### PROVIDED ENTRIES
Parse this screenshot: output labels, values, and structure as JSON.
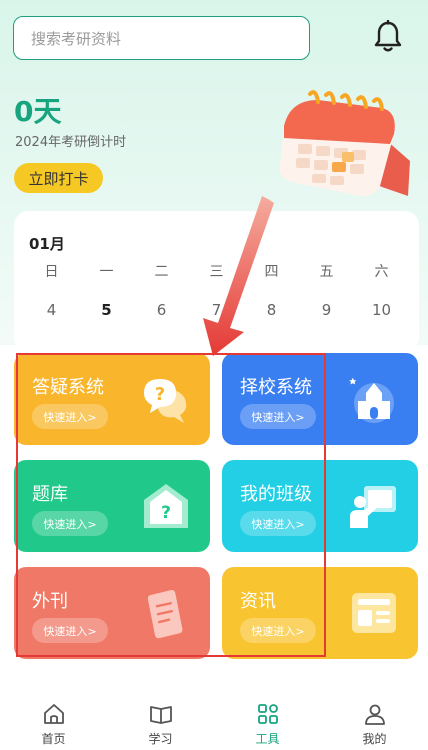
{
  "search": {
    "placeholder": "搜索考研资料"
  },
  "countdown": {
    "days": "0天",
    "subtitle": "2024年考研倒计时",
    "checkin_label": "立即打卡"
  },
  "calendar": {
    "month": "01月",
    "weekdays": [
      "日",
      "一",
      "二",
      "三",
      "四",
      "五",
      "六"
    ],
    "dates": [
      "4",
      "5",
      "6",
      "7",
      "8",
      "9",
      "10"
    ],
    "today": "5"
  },
  "tools": [
    {
      "title": "答疑系统",
      "button": "快速进入>",
      "icon": "qa-bubble-icon",
      "color": "#f9b62d"
    },
    {
      "title": "择校系统",
      "button": "快速进入>",
      "icon": "school-building-icon",
      "color": "#3a7ff2"
    },
    {
      "title": "题库",
      "button": "快速进入>",
      "icon": "question-house-icon",
      "color": "#20c98a"
    },
    {
      "title": "我的班级",
      "button": "快速进入>",
      "icon": "teacher-board-icon",
      "color": "#22cfe4"
    },
    {
      "title": "外刊",
      "button": "快速进入>",
      "icon": "magazine-icon",
      "color": "#f07867"
    },
    {
      "title": "资讯",
      "button": "快速进入>",
      "icon": "news-card-icon",
      "color": "#f8c430"
    }
  ],
  "tabbar": [
    {
      "label": "首页",
      "icon": "home-icon",
      "active": false
    },
    {
      "label": "学习",
      "icon": "book-icon",
      "active": false
    },
    {
      "label": "工具",
      "icon": "grid-tools-icon",
      "active": true
    },
    {
      "label": "我的",
      "icon": "user-icon",
      "active": false
    }
  ],
  "colors": {
    "accent": "#17a47e",
    "annotation_red": "#e53935",
    "checkin_yellow": "#f6c823"
  }
}
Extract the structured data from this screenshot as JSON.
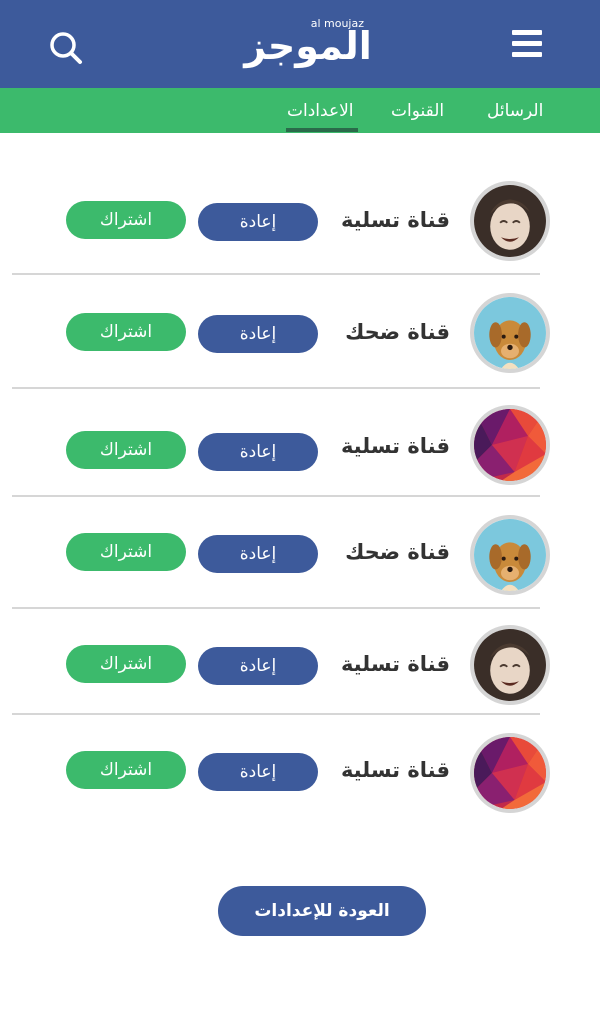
{
  "header": {
    "logo_text": "الموجز",
    "logo_subtext": "al moujaz",
    "bg_color": "#3d5a9b",
    "menu_icon": "hamburger-menu-icon",
    "search_icon": "search-icon"
  },
  "tabs": [
    {
      "label": "الرسائل",
      "active": false
    },
    {
      "label": "القنوات",
      "active": false
    },
    {
      "label": "الاعدادات",
      "active": true
    }
  ],
  "tabbar_color": "#3cba6c",
  "channels": [
    {
      "name": "قناة تسلية",
      "avatar": "laughing-child",
      "replay_label": "إعادة",
      "subscribe_label": "اشتراك"
    },
    {
      "name": "قناة ضحك",
      "avatar": "dog",
      "replay_label": "إعادة",
      "subscribe_label": "اشتراك"
    },
    {
      "name": "قناة تسلية",
      "avatar": "polygon-art",
      "replay_label": "إعادة",
      "subscribe_label": "اشتراك"
    },
    {
      "name": "قناة ضحك",
      "avatar": "dog",
      "replay_label": "إعادة",
      "subscribe_label": "اشتراك"
    },
    {
      "name": "قناة تسلية",
      "avatar": "laughing-child",
      "replay_label": "إعادة",
      "subscribe_label": "اشتراك"
    },
    {
      "name": "قناة تسلية",
      "avatar": "polygon-art",
      "replay_label": "إعادة",
      "subscribe_label": "اشتراك"
    }
  ],
  "back_button_label": "العودة للإعدادات",
  "colors": {
    "primary": "#3d5a9b",
    "accent": "#3cba6c"
  }
}
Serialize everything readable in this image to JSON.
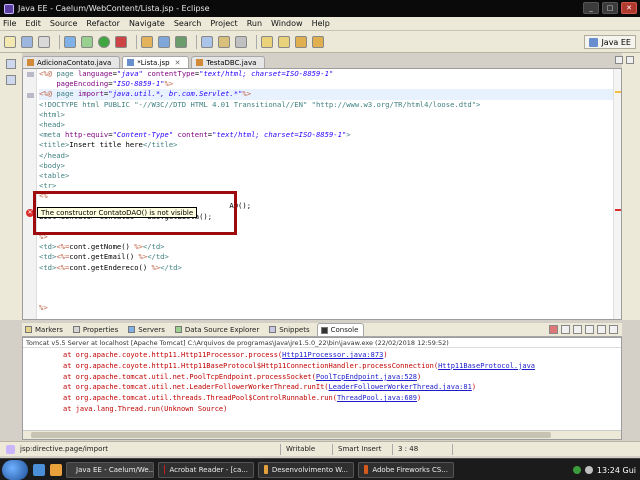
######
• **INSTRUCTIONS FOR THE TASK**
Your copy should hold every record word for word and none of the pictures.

• **OUTPUT FOR THIS EXERCISE**
Parse this screenshot: output labels, values, and structure as JSON.
{
  "search": {
    "placeholder": "搜索考研资料"
  },
  "countdown": {
    "days": "0天",
    "subtitle": "2024年考研倒计时",
    "checkin_label": "立即打卡"
  },
  "calendar": {
    "month": "01月",
    "weekdays": [
      "日",
      "一",
      "二",
      "三",
      "四",
      "五",
      "六"
    ],
    "dates": [
      "4",
      "5",
      "6",
      "7",
      "8",
      "9",
      "10"
    ],
    "today": "5"
  },
  "tools": [
    {
      "title": "答疑系统",
      "button": "快速进入>",
      "icon": "qa-bubble-icon",
      "color": "#f9b62d"
    },
    {
      "title": "择校系统",
      "button": "快速进入>",
      "icon": "school-building-icon",
      "color": "#3a7ff2"
    },
    {
      "title": "题库",
      "button": "快速进入>",
      "icon": "question-house-icon",
      "color": "#20c98a"
    },
    {
      "title": "我的班级",
      "button": "快速进入>",
      "icon": "teacher-board-icon",
      "color": "#22cfe4"
    },
    {
      "title": "外刊",
      "button": "快速进入>",
      "icon": "magazine-icon",
      "color": "#f07867"
    },
    {
      "title": "资讯",
      "button": "快速进入>",
      "icon": "news-card-icon",
      "color": "#f8c430"
    }
  ],
  "tabbar": [
    {
      "label": "首页",
      "icon": "home-icon",
      "active": false
    },
    {
      "label": "学习",
      "icon": "book-icon",
      "active": false
    },
    {
      "label": "工具",
      "icon": "grid-tools-icon",
      "active": true
    },
    {
      "label": "我的",
      "icon": "user-icon",
      "active": false
    }
  ],
  "colors": {
    "accent": "#17a47e",
    "annotation_red": "#e53935",
    "checkin_yellow": "#f6c823"
  }
}
Extract the structured data from this screenshot as JSON.
{
  "header": {
    "logo_text": "الموجز",
    "logo_subtext": "al moujaz",
    "bg_color": "#3d5a9b",
    "menu_icon": "hamburger-menu-icon",
    "search_icon": "search-icon"
  },
  "tabs": [
    {
      "label": "الرسائل",
      "active": false
    },
    {
      "label": "القنوات",
      "active": false
    },
    {
      "label": "الاعدادات",
      "active": true
    }
  ],
  "tabbar_color": "#3cba6c",
  "channels": [
    {
      "name": "قناة تسلية",
      "avatar": "laughing-child",
      "replay_label": "إعادة",
      "subscribe_label": "اشتراك"
    },
    {
      "name": "قناة ضحك",
      "avatar": "dog",
      "replay_label": "إعادة",
      "subscribe_label": "اشتراك"
    },
    {
      "name": "قناة تسلية",
      "avatar": "polygon-art",
      "replay_label": "إعادة",
      "subscribe_label": "اشتراك"
    },
    {
      "name": "قناة ضحك",
      "avatar": "dog",
      "replay_label": "إعادة",
      "subscribe_label": "اشتراك"
    },
    {
      "name": "قناة تسلية",
      "avatar": "laughing-child",
      "replay_label": "إعادة",
      "subscribe_label": "اشتراك"
    },
    {
      "name": "قناة تسلية",
      "avatar": "polygon-art",
      "replay_label": "إعادة",
      "subscribe_label": "اشتراك"
    }
  ],
  "back_button_label": "العودة للإعدادات",
  "colors": {
    "primary": "#3d5a9b",
    "accent": "#3cba6c"
  }
}
Serialize everything readable in this image to JSON.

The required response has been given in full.